Task statement
Word for word, write out the entries that follow, omitting all pictures.

Data

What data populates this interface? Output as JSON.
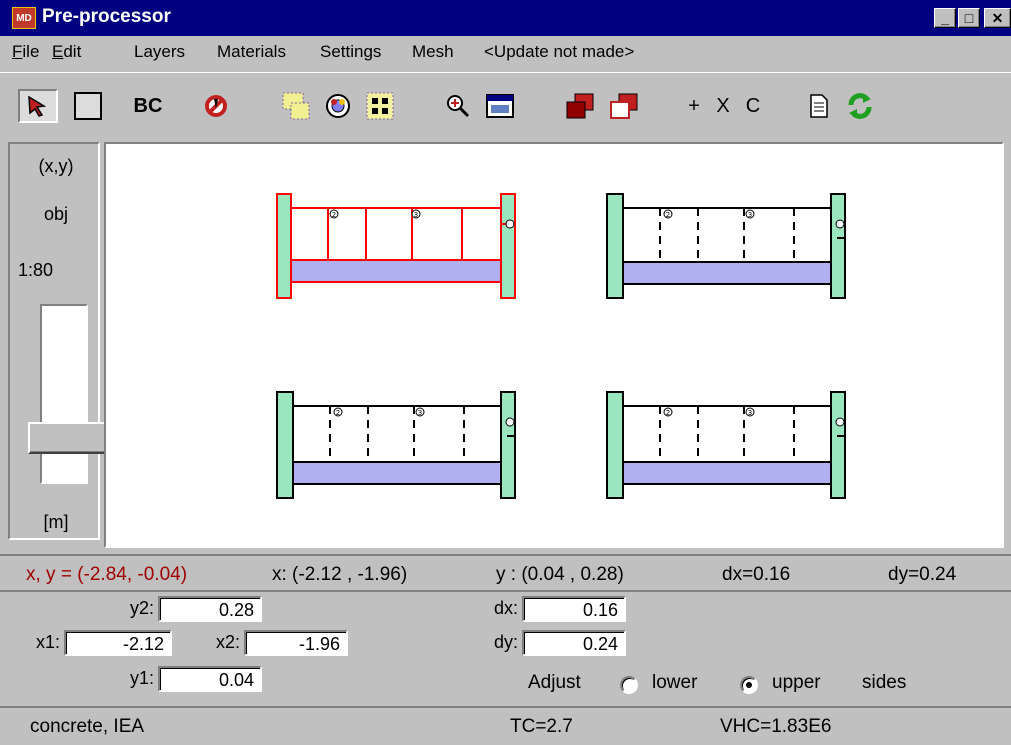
{
  "window": {
    "title": "Pre-processor",
    "icon_label": "MD",
    "buttons": [
      "_",
      "□",
      "✕"
    ]
  },
  "menu": [
    {
      "label": "File",
      "accel": "F",
      "rest": "ile"
    },
    {
      "label": "Edit",
      "accel": "E",
      "rest": "dit"
    },
    {
      "label": "Layers",
      "accel": "",
      "rest": "Layers"
    },
    {
      "label": "Materials",
      "accel": "",
      "rest": "Materials"
    },
    {
      "label": "Settings",
      "accel": "",
      "rest": "Settings"
    },
    {
      "label": "Mesh",
      "accel": "",
      "rest": "Mesh"
    },
    {
      "label": "<Update not made>",
      "accel": "",
      "rest": "<Update not made>"
    }
  ],
  "toolbar": {
    "bc_label": "BC",
    "plus_label": "+",
    "x_label": "X",
    "c_label": "C",
    "icons": [
      "pointer-icon",
      "rectangle-icon",
      "no-entry-icon",
      "select-region-icon",
      "layer-toggle-icon",
      "node-grid-icon",
      "zoom-in-icon",
      "window-icon",
      "copy-filled-icon",
      "copy-outline-icon",
      "document-icon",
      "refresh-icon"
    ],
    "accent_red": "#c02020",
    "accent_green": "#20a020"
  },
  "leftpanel": {
    "coord_label": "(x,y)",
    "obj_label": "obj",
    "scale_label": "1:80",
    "unit_label": "[m]",
    "zoom_level": 0.7
  },
  "coords": {
    "cursor": "x, y = (-2.84, -0.04)",
    "x_range": "x:  (-2.12 ,  -1.96)",
    "y_range": "y :  (0.04 ,  0.28)",
    "dx": "dx=0.16",
    "dy": "dy=0.24",
    "cursor_color": "#a00000"
  },
  "fields": {
    "y2_label": "y2:",
    "y2": "0.28",
    "x1_label": "x1:",
    "x1": "-2.12",
    "x2_label": "x2:",
    "x2": "-1.96",
    "y1_label": "y1:",
    "y1": "0.04",
    "dx_label": "dx:",
    "dx": "0.16",
    "dy_label": "dy:",
    "dy": "0.24"
  },
  "adjust": {
    "label": "Adjust",
    "lower": "lower",
    "upper": "upper",
    "sides": "sides",
    "selected": "upper"
  },
  "status": {
    "material": "concrete, IEA",
    "tc": "TC=2.7",
    "vhc": "VHC=1.83E6"
  },
  "canvas_markers": {
    "two": "2",
    "three": "3"
  },
  "colors": {
    "wall_fill": "#99e6bf",
    "slab_fill": "#b0b0f0",
    "selected": "#ff0000"
  }
}
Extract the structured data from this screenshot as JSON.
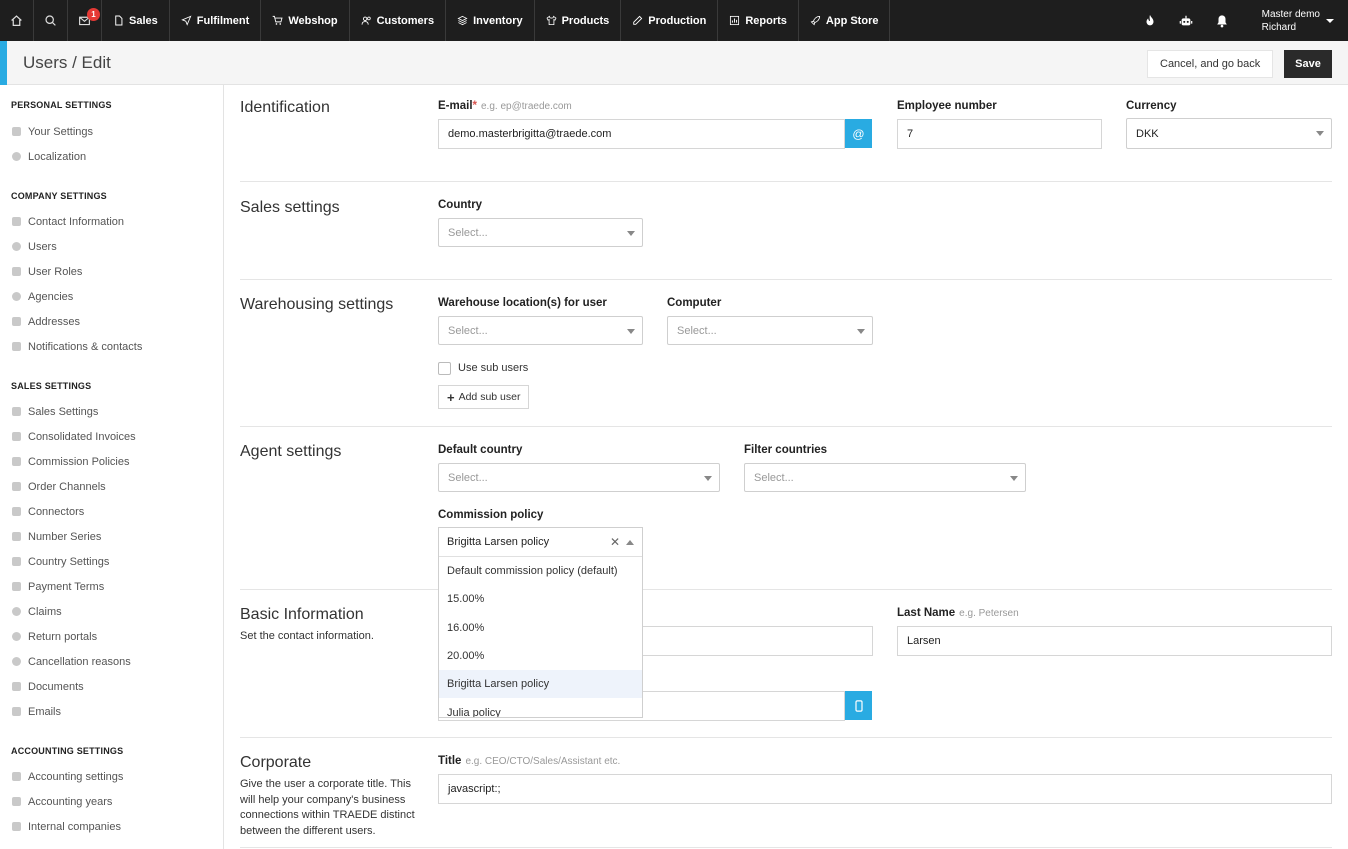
{
  "topbar": {
    "notification_count": "1",
    "nav": [
      "Sales",
      "Fulfilment",
      "Webshop",
      "Customers",
      "Inventory",
      "Products",
      "Production",
      "Reports",
      "App Store"
    ],
    "user_line1": "Master demo",
    "user_line2": "Richard"
  },
  "header": {
    "title": "Users / Edit",
    "cancel_label": "Cancel, and go back",
    "save_label": "Save"
  },
  "sidebar": {
    "personal_title": "PERSONAL SETTINGS",
    "personal": [
      "Your Settings",
      "Localization"
    ],
    "company_title": "COMPANY SETTINGS",
    "company": [
      "Contact Information",
      "Users",
      "User Roles",
      "Agencies",
      "Addresses",
      "Notifications & contacts"
    ],
    "sales_title": "SALES SETTINGS",
    "sales": [
      "Sales Settings",
      "Consolidated Invoices",
      "Commission Policies",
      "Order Channels",
      "Connectors",
      "Number Series",
      "Country Settings",
      "Payment Terms",
      "Claims",
      "Return portals",
      "Cancellation reasons",
      "Documents",
      "Emails"
    ],
    "accounting_title": "ACCOUNTING SETTINGS",
    "accounting": [
      "Accounting settings",
      "Accounting years",
      "Internal companies"
    ]
  },
  "identification": {
    "title": "Identification",
    "email_label": "E-mail",
    "email_required": "*",
    "email_hint": "e.g. ep@traede.com",
    "email_value": "demo.masterbrigitta@traede.com",
    "email_addon": "@",
    "employee_label": "Employee number",
    "employee_value": "7",
    "currency_label": "Currency",
    "currency_value": "DKK"
  },
  "sales_settings": {
    "title": "Sales settings",
    "country_label": "Country",
    "country_placeholder": "Select..."
  },
  "warehousing": {
    "title": "Warehousing settings",
    "location_label": "Warehouse location(s) for user",
    "location_placeholder": "Select...",
    "computer_label": "Computer",
    "computer_placeholder": "Select...",
    "sub_users_label": "Use sub users",
    "add_sub_user_label": "Add sub user"
  },
  "agent": {
    "title": "Agent settings",
    "default_country_label": "Default country",
    "default_country_placeholder": "Select...",
    "filter_countries_label": "Filter countries",
    "filter_countries_placeholder": "Select...",
    "commission_label": "Commission policy",
    "commission_value": "Brigitta Larsen policy",
    "commission_options": [
      "Default commission policy (default)",
      "15.00%",
      "16.00%",
      "20.00%",
      "Brigitta Larsen policy",
      "Julia policy"
    ]
  },
  "basic": {
    "title": "Basic Information",
    "desc": "Set the contact information.",
    "lastname_label": "Last Name",
    "lastname_hint": "e.g. Petersen",
    "lastname_value": "Larsen"
  },
  "corporate": {
    "title": "Corporate",
    "desc": "Give the user a corporate title. This will help your company's business connections within TRAEDE distinct between the different users.",
    "title_label": "Title",
    "title_hint": "e.g. CEO/CTO/Sales/Assistant etc.",
    "title_value": "javascript:;"
  }
}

Exercise response
What data populates this interface? Output as JSON.
{
  "window": {
    "title": "Pre-processor",
    "icon_label": "MD",
    "buttons": [
      "_",
      "□",
      "✕"
    ]
  },
  "menu": [
    {
      "label": "File",
      "accel": "F",
      "rest": "ile"
    },
    {
      "label": "Edit",
      "accel": "E",
      "rest": "dit"
    },
    {
      "label": "Layers",
      "accel": "",
      "rest": "Layers"
    },
    {
      "label": "Materials",
      "accel": "",
      "rest": "Materials"
    },
    {
      "label": "Settings",
      "accel": "",
      "rest": "Settings"
    },
    {
      "label": "Mesh",
      "accel": "",
      "rest": "Mesh"
    },
    {
      "label": "<Update not made>",
      "accel": "",
      "rest": "<Update not made>"
    }
  ],
  "toolbar": {
    "bc_label": "BC",
    "plus_label": "+",
    "x_label": "X",
    "c_label": "C",
    "icons": [
      "pointer-icon",
      "rectangle-icon",
      "no-entry-icon",
      "select-region-icon",
      "layer-toggle-icon",
      "node-grid-icon",
      "zoom-in-icon",
      "window-icon",
      "copy-filled-icon",
      "copy-outline-icon",
      "document-icon",
      "refresh-icon"
    ],
    "accent_red": "#c02020",
    "accent_green": "#20a020"
  },
  "leftpanel": {
    "coord_label": "(x,y)",
    "obj_label": "obj",
    "scale_label": "1:80",
    "unit_label": "[m]",
    "zoom_level": 0.7
  },
  "coords": {
    "cursor": "x, y = (-2.84, -0.04)",
    "x_range": "x:  (-2.12 ,  -1.96)",
    "y_range": "y :  (0.04 ,  0.28)",
    "dx": "dx=0.16",
    "dy": "dy=0.24",
    "cursor_color": "#a00000"
  },
  "fields": {
    "y2_label": "y2:",
    "y2": "0.28",
    "x1_label": "x1:",
    "x1": "-2.12",
    "x2_label": "x2:",
    "x2": "-1.96",
    "y1_label": "y1:",
    "y1": "0.04",
    "dx_label": "dx:",
    "dx": "0.16",
    "dy_label": "dy:",
    "dy": "0.24"
  },
  "adjust": {
    "label": "Adjust",
    "lower": "lower",
    "upper": "upper",
    "sides": "sides",
    "selected": "upper"
  },
  "status": {
    "material": "concrete, IEA",
    "tc": "TC=2.7",
    "vhc": "VHC=1.83E6"
  },
  "canvas_markers": {
    "two": "2",
    "three": "3"
  },
  "colors": {
    "wall_fill": "#99e6bf",
    "slab_fill": "#b0b0f0",
    "selected": "#ff0000"
  }
}
Extract the structured data from this screenshot as JSON.
{
  "topbar": {
    "notification_count": "1",
    "nav": [
      "Sales",
      "Fulfilment",
      "Webshop",
      "Customers",
      "Inventory",
      "Products",
      "Production",
      "Reports",
      "App Store"
    ],
    "user_line1": "Master demo",
    "user_line2": "Richard"
  },
  "header": {
    "title": "Users / Edit",
    "cancel_label": "Cancel, and go back",
    "save_label": "Save"
  },
  "sidebar": {
    "personal_title": "PERSONAL SETTINGS",
    "personal": [
      "Your Settings",
      "Localization"
    ],
    "company_title": "COMPANY SETTINGS",
    "company": [
      "Contact Information",
      "Users",
      "User Roles",
      "Agencies",
      "Addresses",
      "Notifications & contacts"
    ],
    "sales_title": "SALES SETTINGS",
    "sales": [
      "Sales Settings",
      "Consolidated Invoices",
      "Commission Policies",
      "Order Channels",
      "Connectors",
      "Number Series",
      "Country Settings",
      "Payment Terms",
      "Claims",
      "Return portals",
      "Cancellation reasons",
      "Documents",
      "Emails"
    ],
    "accounting_title": "ACCOUNTING SETTINGS",
    "accounting": [
      "Accounting settings",
      "Accounting years",
      "Internal companies"
    ]
  },
  "identification": {
    "title": "Identification",
    "email_label": "E-mail",
    "email_required": "*",
    "email_hint": "e.g. ep@traede.com",
    "email_value": "demo.masterbrigitta@traede.com",
    "email_addon": "@",
    "employee_label": "Employee number",
    "employee_value": "7",
    "currency_label": "Currency",
    "currency_value": "DKK"
  },
  "sales_settings": {
    "title": "Sales settings",
    "country_label": "Country",
    "country_placeholder": "Select..."
  },
  "warehousing": {
    "title": "Warehousing settings",
    "location_label": "Warehouse location(s) for user",
    "location_placeholder": "Select...",
    "computer_label": "Computer",
    "computer_placeholder": "Select...",
    "sub_users_label": "Use sub users",
    "add_sub_user_label": "Add sub user"
  },
  "agent": {
    "title": "Agent settings",
    "default_country_label": "Default country",
    "default_country_placeholder": "Select...",
    "filter_countries_label": "Filter countries",
    "filter_countries_placeholder": "Select...",
    "commission_label": "Commission policy",
    "commission_value": "Brigitta Larsen policy",
    "commission_options": [
      "Default commission policy (default)",
      "15.00%",
      "16.00%",
      "20.00%",
      "Brigitta Larsen policy",
      "Julia policy"
    ]
  },
  "basic": {
    "title": "Basic Information",
    "desc": "Set the contact information.",
    "lastname_label": "Last Name",
    "lastname_hint": "e.g. Petersen",
    "lastname_value": "Larsen"
  },
  "corporate": {
    "title": "Corporate",
    "desc": "Give the user a corporate title. This will help your company's business connections within TRAEDE distinct between the different users.",
    "title_label": "Title",
    "title_hint": "e.g. CEO/CTO/Sales/Assistant etc.",
    "title_value": "javascript:;"
  }
}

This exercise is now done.